Coventry manufacturer pioneers new super-strength lightweight alloy technology

One of the cast aluminium parts being developed by Sarginsons

A Coventry manufacturer is collaborating with a leading UK university to develop new lightweight castings technology.

The work being undertaken by Sarginsons Industries, together with Brunel University London will ensure that lightweight aluminium cars (such as those being built by Jaguar Land Rover) and trains no longer need to rely on heavy steel bumper beams and crash boxes for impact protection.

The Brunel Centre for Advanced Solidification Technology (BCAST) is a global leader in metallurgical casting research.

It is working closely with foundry partner Sarginsons and others on the development of high-performance cast aluminium alloys as part of the Lightweight Energy Absorbing Aluminium Structures for Transport (LEAAST) project.

Two aluminium alloys have been developed within the project and have proven to be successful in industrial trials, with improved strength and ductility but at a much reduced weight when compared to traditional materials such as steel.

The three-year, £2.2m LEAAST project, which began in May 2015, is funded by Innovate UK, and involves 10 industrial partners and research institutions led by Jaguar Land Rover to develop future lightweight aluminium crash management systems for automotive and rail applications.

BCAST, as the only university-level research institution involved in the crash management aspect of the LEAAST project, is working on the development of high-performance wrought and cast aluminium alloys, the recycling of aluminium alloys using melt-conditioned direct chill casting, and the overcasting technology, in which metals with lower melting temperature are cast over higher-melting alloys to optimise weight and performance.

Sarginsons is working with BCAST to develop the high-ductility aluminium alloys using overcasting techniques to demonstrate the potential for both increased crash resistance and weight saving.

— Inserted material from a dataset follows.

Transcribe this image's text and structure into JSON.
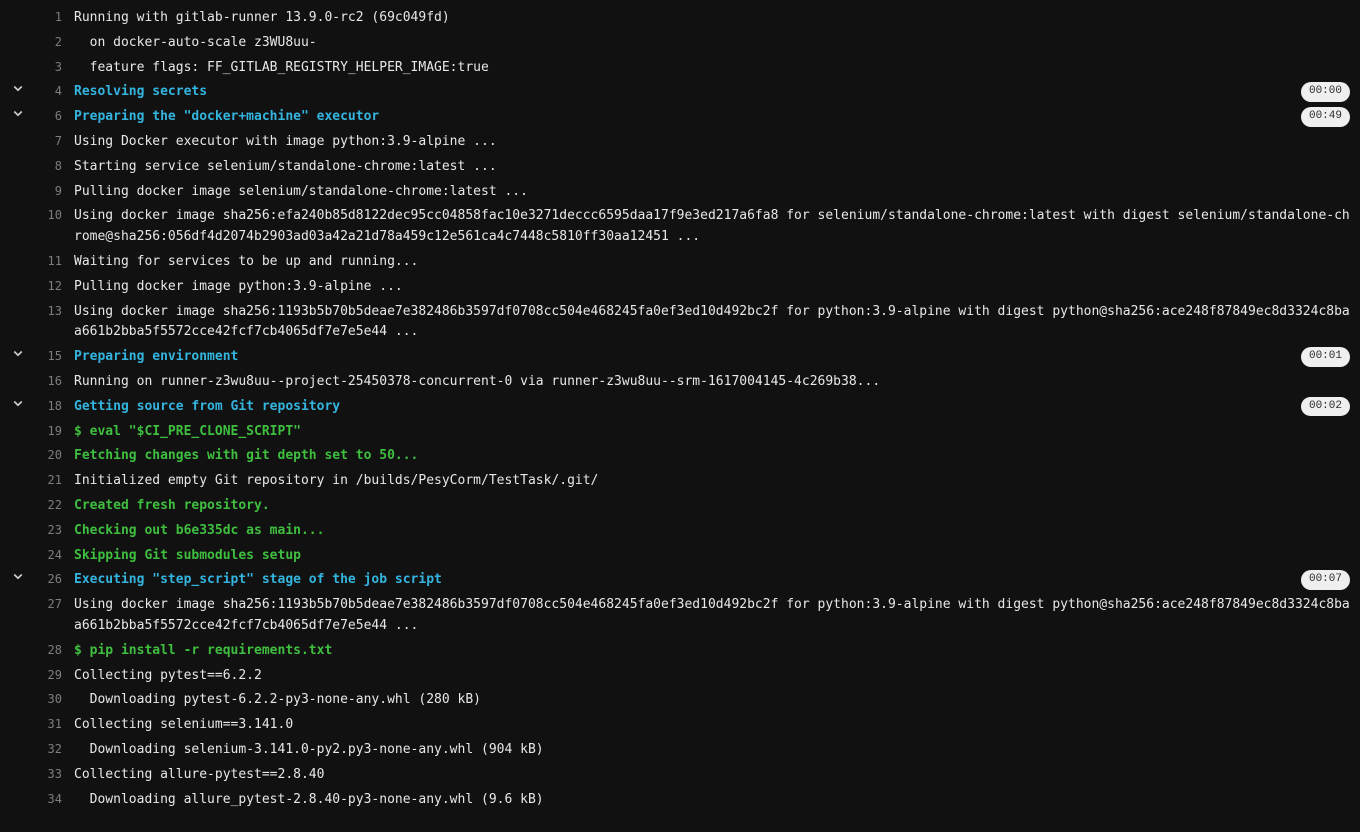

Anthony Evans, managing director at Sarginsons, said: “Lightweight crash management systems are of increasing importance for most forms of ground transport. While at present many automotive original equipment manufacturers have advanced aluminium automotive body designs, they still depend on steel for bumper beams.

“Delivering fully sustainable and high-ductility alloy is critical for providing the automotive industry with light weighting options to counter the higher-weight battery and hybrid vehicle base loads.

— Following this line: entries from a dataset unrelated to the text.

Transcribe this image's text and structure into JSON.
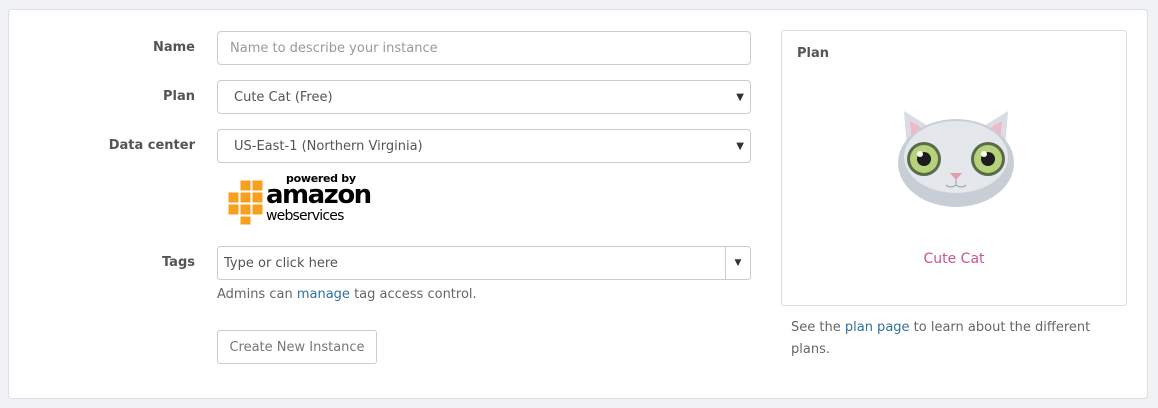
{
  "form": {
    "name_label": "Name",
    "name_placeholder": "Name to describe your instance",
    "name_value": "",
    "plan_label": "Plan",
    "plan_value": "Cute Cat (Free)",
    "datacenter_label": "Data center",
    "datacenter_value": "US-East-1 (Northern Virginia)",
    "aws_logo": {
      "powered_by": "powered by",
      "amazon": "amazon",
      "web_services": "webservices"
    },
    "tags_label": "Tags",
    "tags_placeholder": "Type or click here",
    "tags_help_prefix": "Admins can",
    "tags_help_link": "manage",
    "tags_help_suffix": "tag access control.",
    "create_button": "Create New Instance"
  },
  "plan_panel": {
    "title": "Plan",
    "plan_name": "Cute Cat",
    "note_prefix": "See the",
    "note_link": "plan page",
    "note_suffix": "to learn about the different plans."
  },
  "colors": {
    "link": "#31709a",
    "plan_name": "#c9558f",
    "aws_orange": "#f7a01d"
  },
  "icons": {
    "select_caret": "caret-down-icon",
    "tags_toggle": "caret-down-icon"
  }
}
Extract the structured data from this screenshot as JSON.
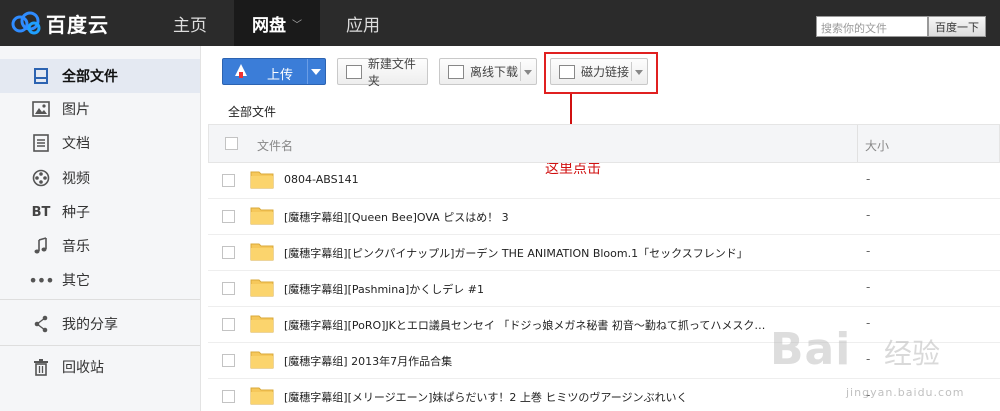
{
  "header": {
    "logo_text": "百度云",
    "nav": [
      "主页",
      "网盘",
      "应用"
    ],
    "search_placeholder": "搜索你的文件",
    "search_button": "百度一下"
  },
  "sidebar": {
    "items": [
      {
        "label": "全部文件",
        "icon": "document-icon"
      },
      {
        "label": "图片",
        "icon": "image-icon"
      },
      {
        "label": "文档",
        "icon": "list-icon"
      },
      {
        "label": "视频",
        "icon": "film-reel-icon"
      },
      {
        "label": "种子",
        "icon": "bt-icon",
        "icon_text": "BT"
      },
      {
        "label": "音乐",
        "icon": "music-note-icon"
      },
      {
        "label": "其它",
        "icon": "more-dots-icon"
      },
      {
        "label": "我的分享",
        "icon": "share-icon"
      },
      {
        "label": "回收站",
        "icon": "trash-icon"
      }
    ]
  },
  "toolbar": {
    "upload": "上传",
    "new_folder": "新建文件夹",
    "offline_download": "离线下载",
    "magnet_link": "磁力链接"
  },
  "annotation": "这里点击",
  "breadcrumb": "全部文件",
  "table": {
    "columns": [
      "文件名",
      "大小"
    ],
    "rows": [
      {
        "name": "0804-ABS141",
        "size": "-"
      },
      {
        "name": "[魔穗字幕组][Queen Bee]OVA ピスはめ！ 3",
        "size": "-"
      },
      {
        "name": "[魔穗字幕组][ピンクパイナップル]ガーデン THE ANIMATION Bloom.1「セックスフレンド」",
        "size": "-"
      },
      {
        "name": "[魔穗字幕组][Pashmina]かくしデレ #1",
        "size": "-"
      },
      {
        "name": "[魔穗字幕组][PoRO]JKとエロ議員センセイ 「ドジっ娘メガネ秘書 初音～勤ねて抓ってハメスク…",
        "size": "-"
      },
      {
        "name": "[魔穗字幕组] 2013年7月作品合集",
        "size": "-"
      },
      {
        "name": "[魔穗字幕组][メリージエーン]妹ぱらだいす！2 上巻 ヒミツのヴアージンぶれいく",
        "size": "-"
      }
    ]
  },
  "watermark": {
    "brand": "Bai",
    "text": "经验",
    "url": "jingyan.baidu.com"
  },
  "colors": {
    "topbar": "#2b2b2b",
    "accent": "#3b7dd8",
    "annotation": "#d01010"
  }
}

“The first scale-up trial has just been completed with the new casting alloy being tested in a 400 kg melt batch and controlled manufacturing conditions at Sarginsons, and the results are extremely positive. At least a 30% increase in yield strength has been achieved with the new alloy, while maintaining its high ductility.”